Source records
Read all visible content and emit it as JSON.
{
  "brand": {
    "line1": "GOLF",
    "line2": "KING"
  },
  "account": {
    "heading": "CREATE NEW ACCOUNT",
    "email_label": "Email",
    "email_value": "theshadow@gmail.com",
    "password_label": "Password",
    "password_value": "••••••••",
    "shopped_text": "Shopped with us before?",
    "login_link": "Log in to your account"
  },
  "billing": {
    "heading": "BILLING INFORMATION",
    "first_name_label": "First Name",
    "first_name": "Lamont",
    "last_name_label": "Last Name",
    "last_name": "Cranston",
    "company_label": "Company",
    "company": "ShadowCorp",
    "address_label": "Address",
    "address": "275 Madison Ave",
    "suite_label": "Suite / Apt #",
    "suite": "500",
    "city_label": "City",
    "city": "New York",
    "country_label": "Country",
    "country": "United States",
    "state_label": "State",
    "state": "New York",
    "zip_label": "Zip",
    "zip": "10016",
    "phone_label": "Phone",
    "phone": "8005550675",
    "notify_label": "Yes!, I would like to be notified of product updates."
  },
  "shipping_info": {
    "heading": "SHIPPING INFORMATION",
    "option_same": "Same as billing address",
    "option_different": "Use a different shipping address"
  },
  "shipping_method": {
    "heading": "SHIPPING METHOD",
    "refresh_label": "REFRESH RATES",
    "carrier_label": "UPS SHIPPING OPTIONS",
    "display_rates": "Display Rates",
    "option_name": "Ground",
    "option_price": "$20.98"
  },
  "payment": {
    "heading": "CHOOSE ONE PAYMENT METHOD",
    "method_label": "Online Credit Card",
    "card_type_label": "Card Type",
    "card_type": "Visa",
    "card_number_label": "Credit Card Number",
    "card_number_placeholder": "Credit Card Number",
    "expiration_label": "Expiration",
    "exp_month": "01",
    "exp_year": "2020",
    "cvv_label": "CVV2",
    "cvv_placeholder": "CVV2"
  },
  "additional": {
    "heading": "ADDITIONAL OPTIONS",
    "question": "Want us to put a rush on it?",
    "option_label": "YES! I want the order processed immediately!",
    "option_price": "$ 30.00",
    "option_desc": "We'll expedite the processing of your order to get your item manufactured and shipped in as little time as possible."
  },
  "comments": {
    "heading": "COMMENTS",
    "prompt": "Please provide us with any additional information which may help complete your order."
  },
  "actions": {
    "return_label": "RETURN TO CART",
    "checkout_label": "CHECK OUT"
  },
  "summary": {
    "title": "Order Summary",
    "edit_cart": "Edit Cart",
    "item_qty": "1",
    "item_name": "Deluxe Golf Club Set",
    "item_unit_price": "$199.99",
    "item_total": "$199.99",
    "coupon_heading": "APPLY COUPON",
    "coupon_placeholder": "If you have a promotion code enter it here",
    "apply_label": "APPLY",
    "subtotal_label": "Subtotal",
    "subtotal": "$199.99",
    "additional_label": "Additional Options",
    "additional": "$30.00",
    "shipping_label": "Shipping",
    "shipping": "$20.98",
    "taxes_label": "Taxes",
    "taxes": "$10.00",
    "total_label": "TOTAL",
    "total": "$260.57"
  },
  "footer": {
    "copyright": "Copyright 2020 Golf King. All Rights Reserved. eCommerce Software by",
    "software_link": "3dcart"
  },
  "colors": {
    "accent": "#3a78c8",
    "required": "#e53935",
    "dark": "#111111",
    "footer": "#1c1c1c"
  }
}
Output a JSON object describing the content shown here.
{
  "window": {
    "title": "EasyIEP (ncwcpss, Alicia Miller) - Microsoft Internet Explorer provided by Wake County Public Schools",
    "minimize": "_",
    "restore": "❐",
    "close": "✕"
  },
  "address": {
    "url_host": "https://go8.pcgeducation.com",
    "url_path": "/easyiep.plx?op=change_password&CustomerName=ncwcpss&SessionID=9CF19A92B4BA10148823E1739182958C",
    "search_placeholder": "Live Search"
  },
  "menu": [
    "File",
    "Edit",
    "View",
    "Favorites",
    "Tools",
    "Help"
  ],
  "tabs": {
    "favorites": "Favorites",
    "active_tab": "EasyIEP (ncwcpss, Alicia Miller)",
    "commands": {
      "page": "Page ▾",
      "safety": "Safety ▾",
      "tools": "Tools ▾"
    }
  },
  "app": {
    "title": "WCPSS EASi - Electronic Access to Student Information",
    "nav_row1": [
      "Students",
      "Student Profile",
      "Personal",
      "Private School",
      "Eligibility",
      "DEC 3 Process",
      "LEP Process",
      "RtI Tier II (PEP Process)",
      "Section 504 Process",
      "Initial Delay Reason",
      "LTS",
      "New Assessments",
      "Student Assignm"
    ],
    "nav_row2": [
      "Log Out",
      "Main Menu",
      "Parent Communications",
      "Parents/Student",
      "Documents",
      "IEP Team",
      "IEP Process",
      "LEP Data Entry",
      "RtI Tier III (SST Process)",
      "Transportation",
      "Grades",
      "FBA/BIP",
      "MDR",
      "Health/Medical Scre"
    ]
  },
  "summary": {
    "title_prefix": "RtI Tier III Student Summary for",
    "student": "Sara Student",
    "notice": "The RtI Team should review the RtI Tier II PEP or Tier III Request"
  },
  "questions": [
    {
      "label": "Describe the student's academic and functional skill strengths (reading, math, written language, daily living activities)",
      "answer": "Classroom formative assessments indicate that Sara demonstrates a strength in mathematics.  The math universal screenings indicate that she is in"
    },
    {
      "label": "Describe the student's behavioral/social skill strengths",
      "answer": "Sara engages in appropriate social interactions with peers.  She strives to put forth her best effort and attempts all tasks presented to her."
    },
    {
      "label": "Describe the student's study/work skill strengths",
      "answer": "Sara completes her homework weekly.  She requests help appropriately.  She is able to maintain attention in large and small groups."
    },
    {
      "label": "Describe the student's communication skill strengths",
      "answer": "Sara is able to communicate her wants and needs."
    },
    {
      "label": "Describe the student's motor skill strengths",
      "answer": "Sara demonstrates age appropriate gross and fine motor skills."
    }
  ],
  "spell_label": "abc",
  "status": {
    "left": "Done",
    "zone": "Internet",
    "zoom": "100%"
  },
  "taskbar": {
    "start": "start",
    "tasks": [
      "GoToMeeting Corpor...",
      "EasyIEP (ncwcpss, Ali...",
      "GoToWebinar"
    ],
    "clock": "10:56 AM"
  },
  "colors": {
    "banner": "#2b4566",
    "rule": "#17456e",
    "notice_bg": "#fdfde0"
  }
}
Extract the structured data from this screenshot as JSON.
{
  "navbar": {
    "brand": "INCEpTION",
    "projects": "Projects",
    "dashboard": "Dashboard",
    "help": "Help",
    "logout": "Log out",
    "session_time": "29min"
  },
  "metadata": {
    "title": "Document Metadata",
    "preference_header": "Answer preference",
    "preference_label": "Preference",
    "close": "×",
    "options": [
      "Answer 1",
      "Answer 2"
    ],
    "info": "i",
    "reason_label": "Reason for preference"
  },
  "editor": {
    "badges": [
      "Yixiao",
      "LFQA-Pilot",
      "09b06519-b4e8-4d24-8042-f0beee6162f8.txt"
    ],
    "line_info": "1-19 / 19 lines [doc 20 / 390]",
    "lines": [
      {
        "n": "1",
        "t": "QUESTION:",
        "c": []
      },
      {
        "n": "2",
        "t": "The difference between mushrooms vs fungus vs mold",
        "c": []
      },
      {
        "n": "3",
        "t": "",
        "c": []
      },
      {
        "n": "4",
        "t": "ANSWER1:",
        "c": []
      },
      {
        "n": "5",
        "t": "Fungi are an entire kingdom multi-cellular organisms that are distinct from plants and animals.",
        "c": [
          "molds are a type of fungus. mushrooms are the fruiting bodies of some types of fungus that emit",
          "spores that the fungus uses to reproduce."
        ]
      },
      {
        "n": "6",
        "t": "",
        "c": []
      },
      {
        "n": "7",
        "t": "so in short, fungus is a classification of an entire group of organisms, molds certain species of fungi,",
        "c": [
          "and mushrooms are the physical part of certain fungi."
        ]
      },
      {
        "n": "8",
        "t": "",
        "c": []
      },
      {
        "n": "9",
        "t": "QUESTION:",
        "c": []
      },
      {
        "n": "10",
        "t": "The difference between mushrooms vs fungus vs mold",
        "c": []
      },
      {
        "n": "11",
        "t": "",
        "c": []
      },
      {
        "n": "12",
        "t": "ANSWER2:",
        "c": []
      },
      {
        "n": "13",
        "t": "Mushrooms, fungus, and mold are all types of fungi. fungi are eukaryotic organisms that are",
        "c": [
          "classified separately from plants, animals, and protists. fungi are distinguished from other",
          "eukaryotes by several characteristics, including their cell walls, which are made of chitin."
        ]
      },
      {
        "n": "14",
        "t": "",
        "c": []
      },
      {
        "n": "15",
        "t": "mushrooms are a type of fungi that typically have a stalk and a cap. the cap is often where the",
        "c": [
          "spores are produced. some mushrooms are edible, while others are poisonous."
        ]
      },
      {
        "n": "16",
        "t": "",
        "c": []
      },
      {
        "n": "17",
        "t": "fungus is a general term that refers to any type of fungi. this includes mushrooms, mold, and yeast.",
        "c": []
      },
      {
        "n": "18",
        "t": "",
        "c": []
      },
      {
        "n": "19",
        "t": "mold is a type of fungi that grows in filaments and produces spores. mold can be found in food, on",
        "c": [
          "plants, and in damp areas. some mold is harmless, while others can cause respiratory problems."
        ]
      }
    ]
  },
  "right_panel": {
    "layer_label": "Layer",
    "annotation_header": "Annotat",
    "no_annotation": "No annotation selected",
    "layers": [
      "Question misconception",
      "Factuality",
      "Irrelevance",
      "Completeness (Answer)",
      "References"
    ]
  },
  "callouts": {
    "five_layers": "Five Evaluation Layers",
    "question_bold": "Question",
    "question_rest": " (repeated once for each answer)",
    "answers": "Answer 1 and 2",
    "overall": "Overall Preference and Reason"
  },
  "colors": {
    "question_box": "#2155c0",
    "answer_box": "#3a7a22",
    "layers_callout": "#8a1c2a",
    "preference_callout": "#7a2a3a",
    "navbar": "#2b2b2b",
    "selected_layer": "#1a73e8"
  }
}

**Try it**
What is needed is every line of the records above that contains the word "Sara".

**Reply**
    "student": "Sara Student",
      "answer": "Classroom formative assessments indicate that Sara demonstrates a strength in mathematics.  The math universal screenings indicate that she is in"
      "answer": "Sara engages in appropriate social interactions with peers.  She strives to put forth her best effort and attempts all tasks presented to her."
      "answer": "Sara completes her homework weekly.  She requests help appropriately.  She is able to maintain attention in large and small groups."
      "answer": "Sara is able to communicate her wants and needs."
      "answer": "Sara demonstrates age appropriate gross and fine motor skills."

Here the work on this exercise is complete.